More RAF sixties nostalgia was performed in the portly shape of no less than two Pembrokes performing a unique flying double-act - even in its RAF heyday it would have been a rare sight to see two in the air together, let alone perform opposition passes! Radial Revelations' more familiar WV740/G-GNPH was joined by Air Atlantique's own lesser-seen XL954/G-BXES, both resplendent in RAF Transport Command colours.
Some historic French airframes were welcome visitors to Coventry, giving the British enthusiasts a rare glimpse of what the continental warbird scene can offer. Largest was Jacques Rambach's Nord Noratlas F-AZVM that performed a highly topical Khe-San approach to runway 23, which must have surprised many motorists on the A45 junction under the threshold, and on a smaller scale were two Morane Saulnier 733s (the French equivalent of the Harvard/Texan) who performed a pleasant two-ship routine with opposition manoeuvres and passes.
Never say never again?

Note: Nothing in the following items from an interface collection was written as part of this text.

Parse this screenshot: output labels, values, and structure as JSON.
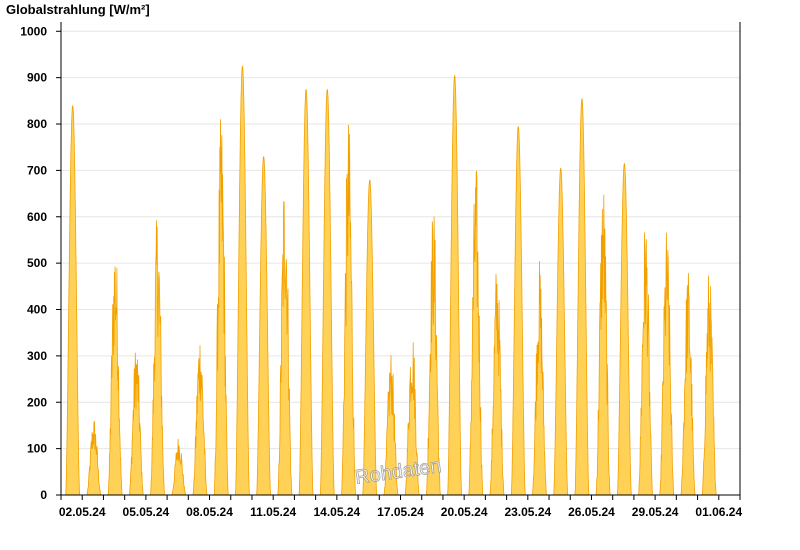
{
  "chart_data": {
    "type": "area",
    "title": "Globalstrahlung [W/m²]",
    "xlabel": "",
    "ylabel": "Globalstrahlung [W/m²]",
    "ylim": [
      0,
      1020
    ],
    "yticks": [
      0,
      100,
      200,
      300,
      400,
      500,
      600,
      700,
      800,
      900,
      1000
    ],
    "xlim": [
      "2024-05-01",
      "2024-06-02"
    ],
    "xtick_labels": [
      "02.05.24",
      "05.05.24",
      "08.05.24",
      "11.05.24",
      "14.05.24",
      "17.05.24",
      "20.05.24",
      "23.05.24",
      "26.05.24",
      "29.05.24",
      "01.06.24"
    ],
    "grid": true,
    "fill_color": "#ffd257",
    "line_color": "#f2a000",
    "watermark": "Rohdaten",
    "series": [
      {
        "name": "",
        "daily_peaks": [
          {
            "date": "2024-05-01",
            "peak": 840
          },
          {
            "date": "2024-05-02",
            "peak": 170
          },
          {
            "date": "2024-05-03",
            "peak": 570
          },
          {
            "date": "2024-05-04",
            "peak": 335
          },
          {
            "date": "2024-05-05",
            "peak": 620
          },
          {
            "date": "2024-05-06",
            "peak": 130
          },
          {
            "date": "2024-05-07",
            "peak": 360
          },
          {
            "date": "2024-05-08",
            "peak": 830
          },
          {
            "date": "2024-05-09",
            "peak": 925
          },
          {
            "date": "2024-05-10",
            "peak": 730
          },
          {
            "date": "2024-05-11",
            "peak": 720
          },
          {
            "date": "2024-05-12",
            "peak": 875
          },
          {
            "date": "2024-05-13",
            "peak": 875
          },
          {
            "date": "2024-05-14",
            "peak": 825
          },
          {
            "date": "2024-05-15",
            "peak": 680
          },
          {
            "date": "2024-05-16",
            "peak": 315
          },
          {
            "date": "2024-05-17",
            "peak": 370
          },
          {
            "date": "2024-05-18",
            "peak": 635
          },
          {
            "date": "2024-05-19",
            "peak": 905
          },
          {
            "date": "2024-05-20",
            "peak": 725
          },
          {
            "date": "2024-05-21",
            "peak": 515
          },
          {
            "date": "2024-05-22",
            "peak": 795
          },
          {
            "date": "2024-05-23",
            "peak": 510
          },
          {
            "date": "2024-05-24",
            "peak": 705
          },
          {
            "date": "2024-05-25",
            "peak": 855
          },
          {
            "date": "2024-05-26",
            "peak": 695
          },
          {
            "date": "2024-05-27",
            "peak": 715
          },
          {
            "date": "2024-05-28",
            "peak": 610
          },
          {
            "date": "2024-05-29",
            "peak": 580
          },
          {
            "date": "2024-05-30",
            "peak": 495
          },
          {
            "date": "2024-05-31",
            "peak": 495
          }
        ]
      }
    ]
  }
}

An excellent event then, and well supported by the general public, although there was room for more. Parking was a breeze, straight in at 09:00 and straight out at 18:00, no delays whatsoever - always a crucial part of enjoying an airshow! One hopes that the tragedy isn't Coventry's enduring legacy, as there was much to enjoy and the organisation was generally excellent. One must pay tribute to all the pilots, especially those from Air Atlantique who, despite flying pleasure trips most of the morning, flew three or four aircraft each in the flying display. It cannot have been easy to finish the flying programme on Saturday - we salute them.
With planning issues rumbling on about airport expansion, maybe Mike and the team will be able to squeeze in one more show next year - they certainly deserve better luck than 2003 threw at them.
What was that all about?
One incident on Saturday that went largely un-noticed by the public was the strange antics of an intruder who crashed through the security fence in his car and proceeded to career around the hangar area before crashing and being apprehended by security personnel. Quite what he was trying to protest about isn't known at present but one can only assume he had nothing better to do that afternoon!